=== Listed entries ===
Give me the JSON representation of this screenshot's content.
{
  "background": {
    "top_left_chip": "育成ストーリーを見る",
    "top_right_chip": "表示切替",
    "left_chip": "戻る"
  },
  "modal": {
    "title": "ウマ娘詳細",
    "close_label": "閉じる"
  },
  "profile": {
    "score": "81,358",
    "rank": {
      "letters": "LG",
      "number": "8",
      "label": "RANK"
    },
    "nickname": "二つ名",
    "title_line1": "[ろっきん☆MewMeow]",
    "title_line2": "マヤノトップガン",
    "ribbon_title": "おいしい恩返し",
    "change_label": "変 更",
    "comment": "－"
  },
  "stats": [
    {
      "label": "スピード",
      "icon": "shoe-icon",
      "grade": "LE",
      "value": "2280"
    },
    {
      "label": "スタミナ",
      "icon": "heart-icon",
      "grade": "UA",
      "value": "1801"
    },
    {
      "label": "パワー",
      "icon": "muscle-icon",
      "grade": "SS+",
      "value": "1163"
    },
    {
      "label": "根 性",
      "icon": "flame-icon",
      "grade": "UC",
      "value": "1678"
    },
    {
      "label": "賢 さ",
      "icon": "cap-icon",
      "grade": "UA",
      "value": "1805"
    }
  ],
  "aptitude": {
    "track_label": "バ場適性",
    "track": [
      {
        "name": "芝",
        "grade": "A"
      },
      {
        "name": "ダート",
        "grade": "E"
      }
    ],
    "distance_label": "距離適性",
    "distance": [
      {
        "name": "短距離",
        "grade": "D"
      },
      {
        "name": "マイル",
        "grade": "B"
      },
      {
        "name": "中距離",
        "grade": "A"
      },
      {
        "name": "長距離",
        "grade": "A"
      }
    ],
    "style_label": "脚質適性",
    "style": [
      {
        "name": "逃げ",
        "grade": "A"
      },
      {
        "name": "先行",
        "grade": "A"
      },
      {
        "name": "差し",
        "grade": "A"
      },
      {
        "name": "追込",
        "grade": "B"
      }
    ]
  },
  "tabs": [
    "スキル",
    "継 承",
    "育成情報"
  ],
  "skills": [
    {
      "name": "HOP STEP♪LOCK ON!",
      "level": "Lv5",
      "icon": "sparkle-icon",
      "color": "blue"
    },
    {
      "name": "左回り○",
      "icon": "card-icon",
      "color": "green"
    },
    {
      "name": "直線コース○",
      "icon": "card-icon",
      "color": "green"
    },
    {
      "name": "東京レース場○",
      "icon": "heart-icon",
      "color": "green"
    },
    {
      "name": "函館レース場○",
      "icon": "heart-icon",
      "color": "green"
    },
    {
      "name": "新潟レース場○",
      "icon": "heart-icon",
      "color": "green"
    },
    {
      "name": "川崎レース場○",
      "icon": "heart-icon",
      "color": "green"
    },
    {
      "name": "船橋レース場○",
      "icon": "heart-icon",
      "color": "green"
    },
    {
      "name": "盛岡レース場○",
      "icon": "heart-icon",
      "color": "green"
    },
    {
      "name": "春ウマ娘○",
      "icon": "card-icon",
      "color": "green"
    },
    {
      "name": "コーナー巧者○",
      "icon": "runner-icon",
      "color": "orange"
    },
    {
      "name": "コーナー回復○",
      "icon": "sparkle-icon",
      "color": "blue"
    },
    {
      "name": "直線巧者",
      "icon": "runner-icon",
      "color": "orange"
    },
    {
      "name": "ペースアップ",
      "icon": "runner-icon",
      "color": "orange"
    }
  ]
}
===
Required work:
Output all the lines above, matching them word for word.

Output for this exercise:
Give me the JSON representation of this screenshot's content.
{
  "background": {
    "top_left_chip": "育成ストーリーを見る",
    "top_right_chip": "表示切替",
    "left_chip": "戻る"
  },
  "modal": {
    "title": "ウマ娘詳細",
    "close_label": "閉じる"
  },
  "profile": {
    "score": "81,358",
    "rank": {
      "letters": "LG",
      "number": "8",
      "label": "RANK"
    },
    "nickname": "二つ名",
    "title_line1": "[ろっきん☆MewMeow]",
    "title_line2": "マヤノトップガン",
    "ribbon_title": "おいしい恩返し",
    "change_label": "変 更",
    "comment": "－"
  },
  "stats": [
    {
      "label": "スピード",
      "icon": "shoe-icon",
      "grade": "LE",
      "value": "2280"
    },
    {
      "label": "スタミナ",
      "icon": "heart-icon",
      "grade": "UA",
      "value": "1801"
    },
    {
      "label": "パワー",
      "icon": "muscle-icon",
      "grade": "SS+",
      "value": "1163"
    },
    {
      "label": "根 性",
      "icon": "flame-icon",
      "grade": "UC",
      "value": "1678"
    },
    {
      "label": "賢 さ",
      "icon": "cap-icon",
      "grade": "UA",
      "value": "1805"
    }
  ],
  "aptitude": {
    "track_label": "バ場適性",
    "track": [
      {
        "name": "芝",
        "grade": "A"
      },
      {
        "name": "ダート",
        "grade": "E"
      }
    ],
    "distance_label": "距離適性",
    "distance": [
      {
        "name": "短距離",
        "grade": "D"
      },
      {
        "name": "マイル",
        "grade": "B"
      },
      {
        "name": "中距離",
        "grade": "A"
      },
      {
        "name": "長距離",
        "grade": "A"
      }
    ],
    "style_label": "脚質適性",
    "style": [
      {
        "name": "逃げ",
        "grade": "A"
      },
      {
        "name": "先行",
        "grade": "A"
      },
      {
        "name": "差し",
        "grade": "A"
      },
      {
        "name": "追込",
        "grade": "B"
      }
    ]
  },
  "tabs": [
    "スキル",
    "継 承",
    "育成情報"
  ],
  "skills": [
    {
      "name": "HOP STEP♪LOCK ON!",
      "level": "Lv5",
      "icon": "sparkle-icon",
      "color": "blue"
    },
    {
      "name": "左回り○",
      "icon": "card-icon",
      "color": "green"
    },
    {
      "name": "直線コース○",
      "icon": "card-icon",
      "color": "green"
    },
    {
      "name": "東京レース場○",
      "icon": "heart-icon",
      "color": "green"
    },
    {
      "name": "函館レース場○",
      "icon": "heart-icon",
      "color": "green"
    },
    {
      "name": "新潟レース場○",
      "icon": "heart-icon",
      "color": "green"
    },
    {
      "name": "川崎レース場○",
      "icon": "heart-icon",
      "color": "green"
    },
    {
      "name": "船橋レース場○",
      "icon": "heart-icon",
      "color": "green"
    },
    {
      "name": "盛岡レース場○",
      "icon": "heart-icon",
      "color": "green"
    },
    {
      "name": "春ウマ娘○",
      "icon": "card-icon",
      "color": "green"
    },
    {
      "name": "コーナー巧者○",
      "icon": "runner-icon",
      "color": "orange"
    },
    {
      "name": "コーナー回復○",
      "icon": "sparkle-icon",
      "color": "blue"
    },
    {
      "name": "直線巧者",
      "icon": "runner-icon",
      "color": "orange"
    },
    {
      "name": "ペースアップ",
      "icon": "runner-icon",
      "color": "orange"
    }
  ]
}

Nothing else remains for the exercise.